Wearing red shirts and grasping signs emblazoned with the words, “A’ole TMT” and “Ku Kia’i Mauna,” meaning “No TMT” and “Guardians of the mountain,” students at Kaiser High School marched during lunch on Sept. 16 to protest the construction of the Mauna Kea Thirty Meter Telescope (TMT).
While the movement against construction on Mauna Kea has been going on for decades, protests against the TMT began in 2015. With the arrests of 33 protestors in July of this year, the movement has gained significant global attention and increased public debate both in Hawaii and throughout the entire nation about Indigenous rights.
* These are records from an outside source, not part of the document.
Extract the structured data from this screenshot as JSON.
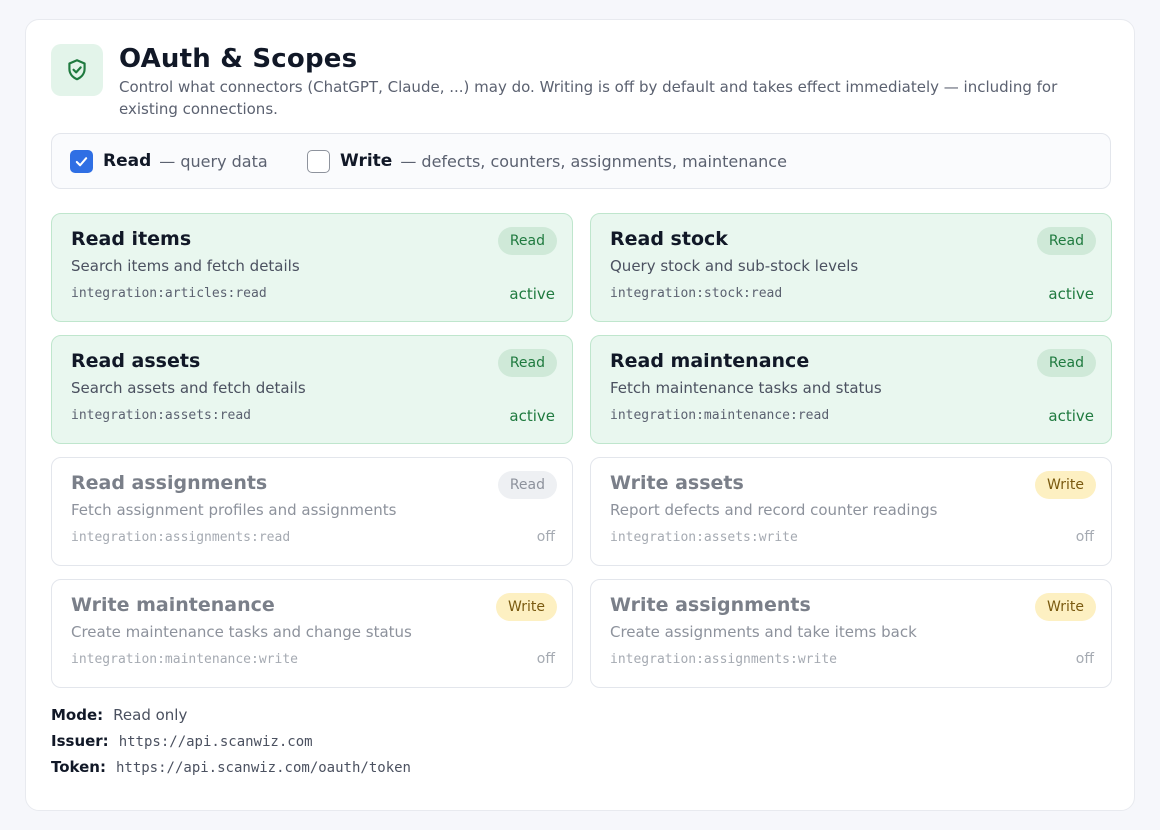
{
  "header": {
    "title": "OAuth & Scopes",
    "subtitle": "Control what connectors (ChatGPT, Claude, ...) may do. Writing is off by default and takes effect immediately — including for existing connections.",
    "icon": "shield-check-icon"
  },
  "toggles": {
    "read": {
      "label": "Read",
      "desc": "— query data",
      "checked": true
    },
    "write": {
      "label": "Write",
      "desc": "— defects, counters, assignments, maintenance",
      "checked": false
    }
  },
  "scopes": [
    {
      "title": "Read items",
      "desc": "Search items and fetch details",
      "scope": "integration:articles:read",
      "badge": "Read",
      "status": "active"
    },
    {
      "title": "Read stock",
      "desc": "Query stock and sub-stock levels",
      "scope": "integration:stock:read",
      "badge": "Read",
      "status": "active"
    },
    {
      "title": "Read assets",
      "desc": "Search assets and fetch details",
      "scope": "integration:assets:read",
      "badge": "Read",
      "status": "active"
    },
    {
      "title": "Read maintenance",
      "desc": "Fetch maintenance tasks and status",
      "scope": "integration:maintenance:read",
      "badge": "Read",
      "status": "active"
    },
    {
      "title": "Read assignments",
      "desc": "Fetch assignment profiles and assignments",
      "scope": "integration:assignments:read",
      "badge": "Read",
      "status": "off"
    },
    {
      "title": "Write assets",
      "desc": "Report defects and record counter readings",
      "scope": "integration:assets:write",
      "badge": "Write",
      "status": "off"
    },
    {
      "title": "Write maintenance",
      "desc": "Create maintenance tasks and change status",
      "scope": "integration:maintenance:write",
      "badge": "Write",
      "status": "off"
    },
    {
      "title": "Write assignments",
      "desc": "Create assignments and take items back",
      "scope": "integration:assignments:write",
      "badge": "Write",
      "status": "off"
    }
  ],
  "info": {
    "mode_label": "Mode:",
    "mode_value": "Read only",
    "issuer_label": "Issuer:",
    "issuer_value": "https://api.scanwiz.com",
    "token_label": "Token:",
    "token_value": "https://api.scanwiz.com/oauth/token"
  },
  "colors": {
    "accent": "#2f6fe4",
    "active_bg": "#e9f7ef",
    "active_text": "#1f7a3f",
    "write_badge_bg": "#fdf0c2"
  }
}
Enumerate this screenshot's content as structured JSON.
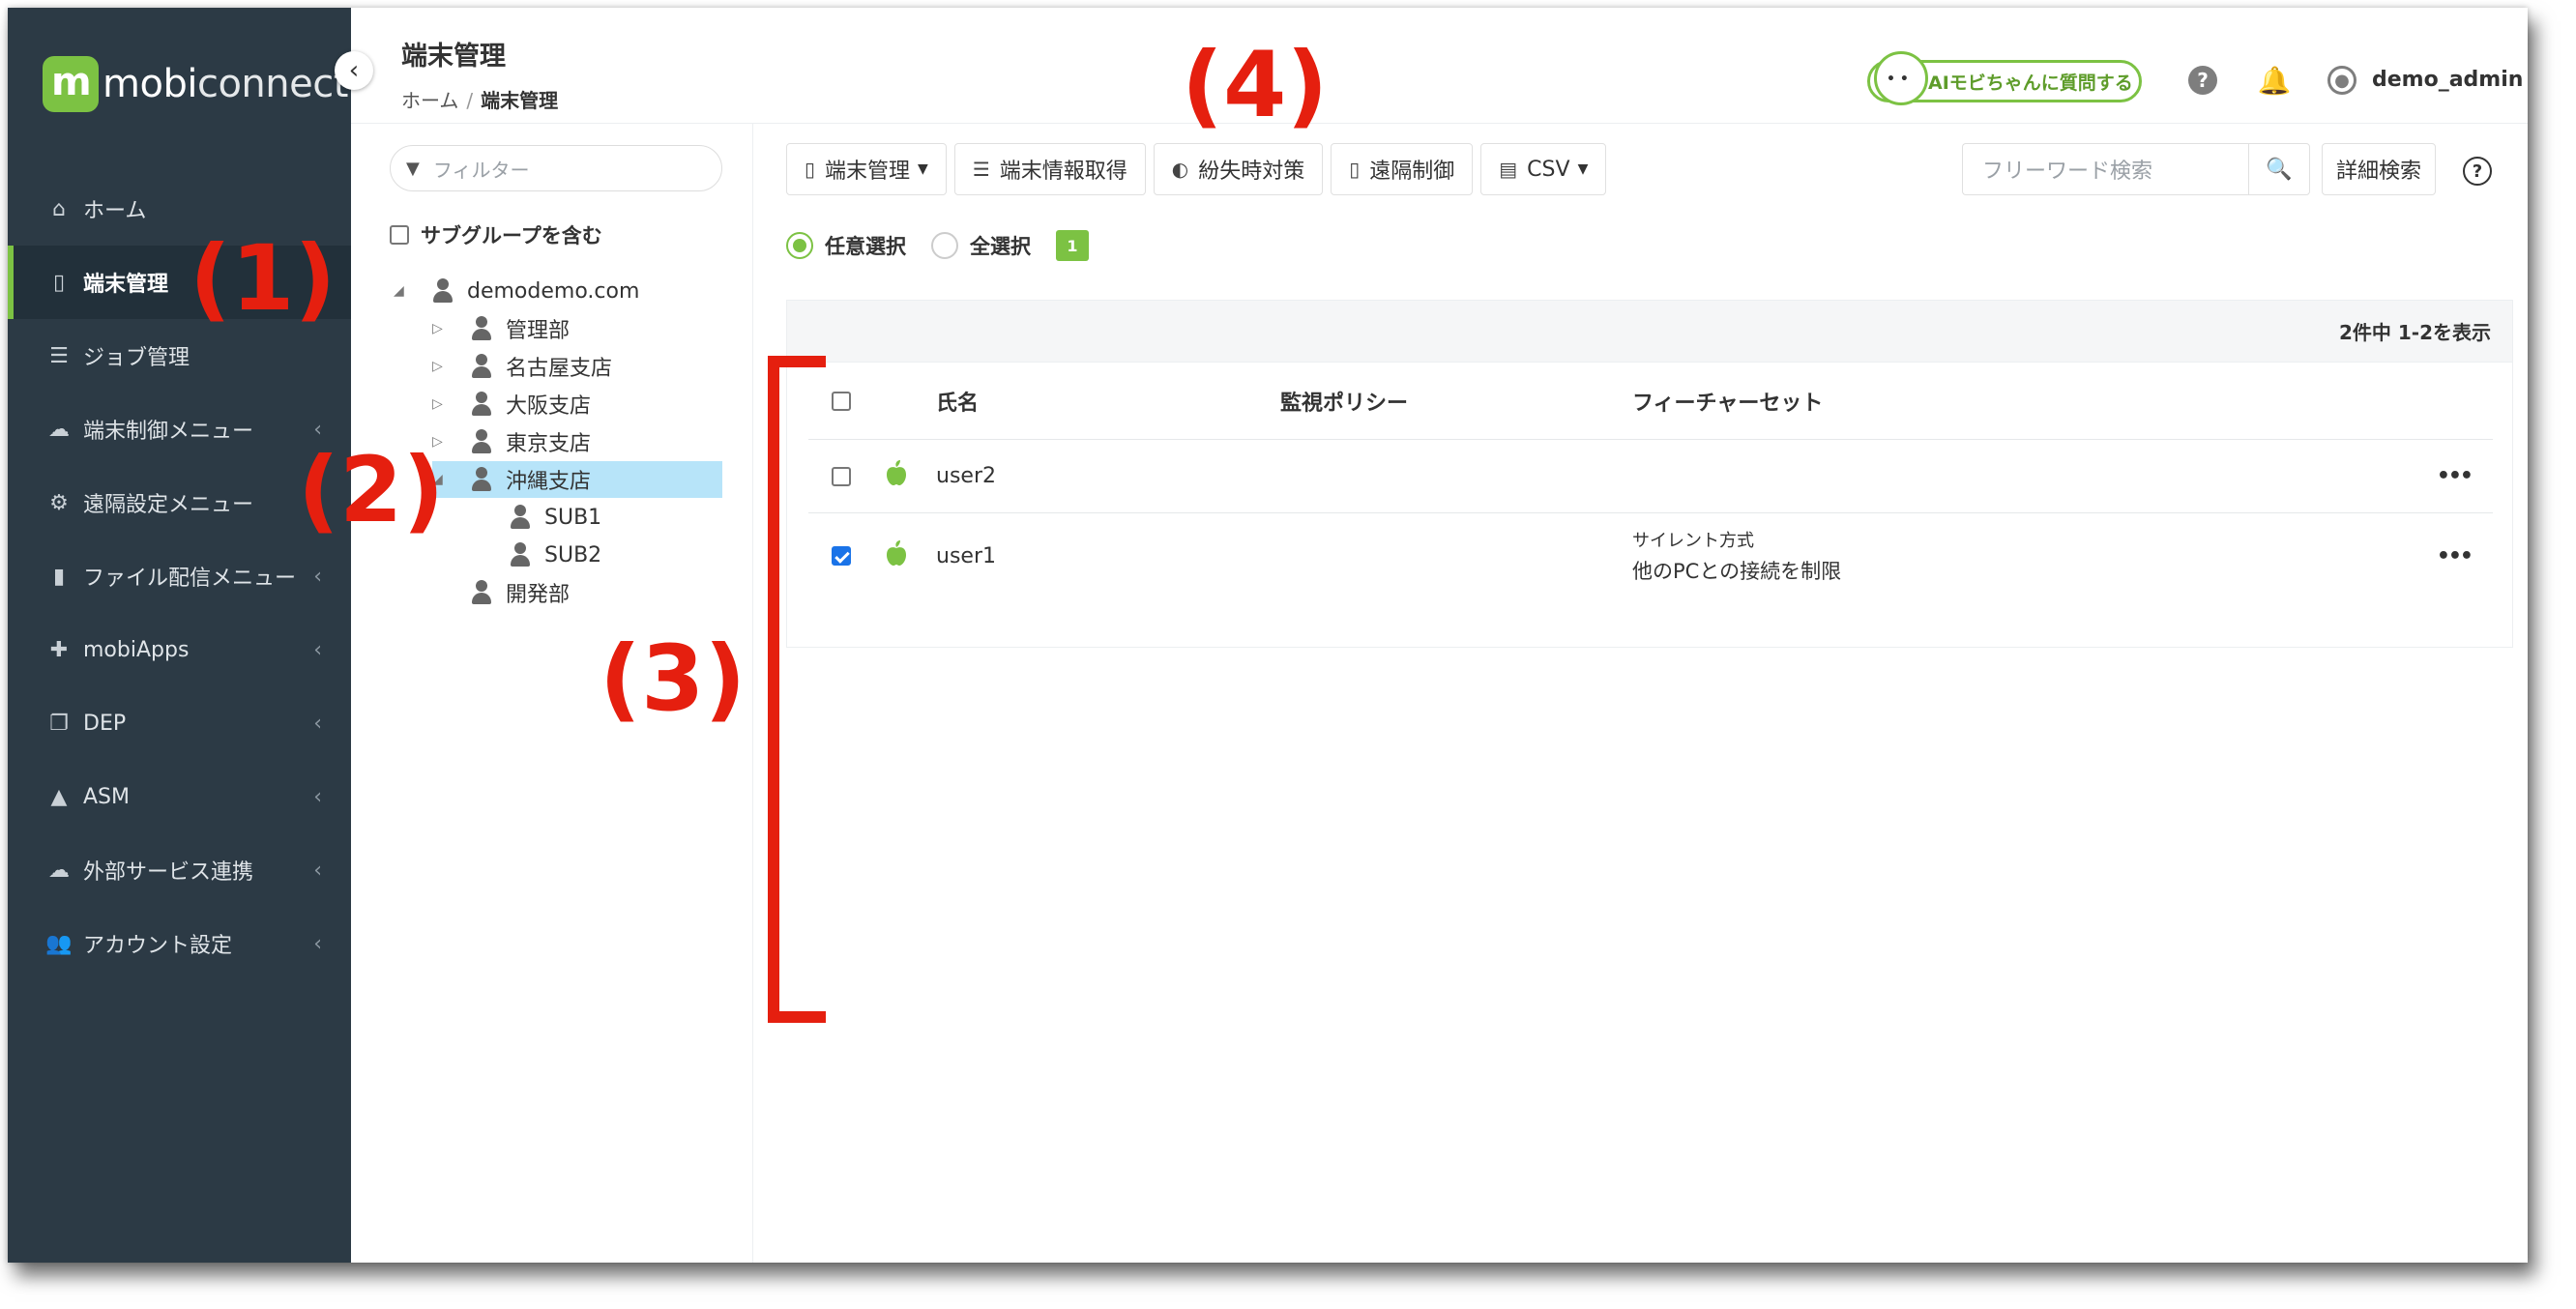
{
  "brand": {
    "part1": "mobi",
    "part2": "connect"
  },
  "sidebar": {
    "items": [
      {
        "label": "ホーム",
        "icon": "home-icon",
        "glyph": "⌂",
        "chevron": ""
      },
      {
        "label": "端末管理",
        "icon": "mobile-icon",
        "glyph": "▯",
        "chevron": ""
      },
      {
        "label": "ジョブ管理",
        "icon": "server-icon",
        "glyph": "☰",
        "chevron": ""
      },
      {
        "label": "端末制御メニュー",
        "icon": "cloud-icon",
        "glyph": "☁",
        "chevron": "‹"
      },
      {
        "label": "遠隔設定メニュー",
        "icon": "gears-icon",
        "glyph": "⚙",
        "chevron": "‹"
      },
      {
        "label": "ファイル配信メニュー",
        "icon": "file-icon",
        "glyph": "▮",
        "chevron": "‹"
      },
      {
        "label": "mobiApps",
        "icon": "puzzle-icon",
        "glyph": "✚",
        "chevron": "‹"
      },
      {
        "label": "DEP",
        "icon": "copy-icon",
        "glyph": "❐",
        "chevron": "‹"
      },
      {
        "label": "ASM",
        "icon": "graduation-cap-icon",
        "glyph": "▲",
        "chevron": "‹"
      },
      {
        "label": "外部サービス連携",
        "icon": "cloud-icon",
        "glyph": "☁",
        "chevron": "‹"
      },
      {
        "label": "アカウント設定",
        "icon": "users-icon",
        "glyph": "👥",
        "chevron": "‹"
      }
    ]
  },
  "header": {
    "title": "端末管理",
    "breadcrumb": {
      "home": "ホーム",
      "sep": "/",
      "current": "端末管理"
    },
    "ai_badge": "AIモビちゃんに質問する",
    "username": "demo_admin"
  },
  "tree": {
    "filter_placeholder": "フィルター",
    "include_subgroups": "サブグループを含む",
    "nodes": [
      {
        "label": "demodemo.com",
        "toggle": "◢"
      },
      {
        "label": "管理部",
        "toggle": "▷"
      },
      {
        "label": "名古屋支店",
        "toggle": "▷"
      },
      {
        "label": "大阪支店",
        "toggle": "▷"
      },
      {
        "label": "東京支店",
        "toggle": "▷"
      },
      {
        "label": "沖縄支店",
        "toggle": "◢"
      },
      {
        "label": "SUB1",
        "toggle": ""
      },
      {
        "label": "SUB2",
        "toggle": ""
      },
      {
        "label": "開発部",
        "toggle": ""
      }
    ]
  },
  "toolbar": {
    "device_mgmt": "端末管理",
    "get_info": "端末情報取得",
    "loss_measures": "紛失時対策",
    "remote_control": "遠隔制御",
    "csv": "CSV",
    "search_placeholder": "フリーワード検索",
    "advanced_search": "詳細検索"
  },
  "selection": {
    "arbitrary": "任意選択",
    "all": "全選択",
    "count": "1"
  },
  "list": {
    "summary": "2件中 1-2を表示",
    "columns": {
      "name": "氏名",
      "policy": "監視ポリシー",
      "feature": "フィーチャーセット"
    },
    "rows": [
      {
        "name": "user2",
        "policy": "",
        "feature_top": "",
        "feature_bottom": "",
        "checked": false
      },
      {
        "name": "user1",
        "policy": "",
        "feature_top": "サイレント方式",
        "feature_bottom": "他のPCとの接続を制限",
        "checked": true
      }
    ],
    "more": "•••"
  },
  "annotations": {
    "a1": "(1)",
    "a2": "(2)",
    "a3": "(3)",
    "a4": "(4)"
  },
  "colors": {
    "accent": "#7cc243",
    "sidebar": "#2c3a45",
    "annotation": "#e51f0f",
    "selected_node": "#b7e4f9"
  }
}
Led by Isaac Mamizuka (12) and supporters Malia Marquez, Kaumaka Wong, Nani Elm, and history teacher Lori Dillon, the protesters met at 12:15 P.M. by B Building and then walked around the entire school campus before settling at the Gathering Place. There Mamizuka spoke to the students about the purpose of the movement, saying, “It’s not only a fight for Mauna Kea, but it’s also a fight for everything that’s happened to us [in the past]: our language being banned, our culture being banned, they nearly got rid of everything we had.” Knowing that it’d be difficult for students to attend the protests at Mauna Kea, Mamizuka decided to hold his own on campus. “I just want to bring awareness to Kaiser, so they know what’s going on. A lot of these students who came [can’t go to Mauna Kea], so I thought doing something here would help the schools know that we’re still here,” he said.
Marquez, who has been a part of the We Are Mauna Kea movement since its inception in 2015, delivered the final remarks. Marquez is also a part of the Aloha Aina movement: Aloha Aina is a central idea of ancient Hawaiian thought and culture that stresses the connection between the land and people. She emphasized how important it is for local citizens to truly understand the reason behind the protests. “We are not against astronomy. How can we be? Our ancestors were the kings and queens of all of the stars,” she said. “That’s not what the issue is. The issue is the place [of its construction], and the mismanagement of the university of the Mauna Kea region and the telescopes there. I think people think it’s either anti-science or pro-science, and it’s really so much more than that.”
Marquez was moved by the number of Kaiser students who participated in the Mauna Kea protests. “[The youth] are my leaders,” she said. “Having the youth step up, we know that we’re going to make firm a whole other generation that we will entrust with teaching [younger generations].”
Contributed by Eui Ji Song